How to complete this task: Your answer should be the full set of records, printed exactly as they stand.

Task data:
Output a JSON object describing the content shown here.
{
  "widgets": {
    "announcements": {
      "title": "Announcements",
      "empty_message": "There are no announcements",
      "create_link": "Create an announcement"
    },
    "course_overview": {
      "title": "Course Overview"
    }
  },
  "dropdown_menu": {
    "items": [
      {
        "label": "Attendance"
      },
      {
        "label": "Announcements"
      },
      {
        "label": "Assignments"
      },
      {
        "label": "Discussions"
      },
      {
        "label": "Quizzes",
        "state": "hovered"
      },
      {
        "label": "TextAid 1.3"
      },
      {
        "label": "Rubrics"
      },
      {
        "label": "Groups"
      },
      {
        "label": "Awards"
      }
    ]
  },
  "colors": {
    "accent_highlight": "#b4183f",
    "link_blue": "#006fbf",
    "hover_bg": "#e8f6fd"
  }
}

Written solution:
Output a JSON object describing the content shown here.
{
  "widgets": {
    "announcements": {
      "title": "Announcements",
      "empty_message": "There are no announcements",
      "create_link": "Create an announcement"
    },
    "course_overview": {
      "title": "Course Overview"
    }
  },
  "dropdown_menu": {
    "items": [
      {
        "label": "Attendance"
      },
      {
        "label": "Announcements"
      },
      {
        "label": "Assignments"
      },
      {
        "label": "Discussions"
      },
      {
        "label": "Quizzes",
        "state": "hovered"
      },
      {
        "label": "TextAid 1.3"
      },
      {
        "label": "Rubrics"
      },
      {
        "label": "Groups"
      },
      {
        "label": "Awards"
      }
    ]
  },
  "colors": {
    "accent_highlight": "#b4183f",
    "link_blue": "#006fbf",
    "hover_bg": "#e8f6fd"
  }
}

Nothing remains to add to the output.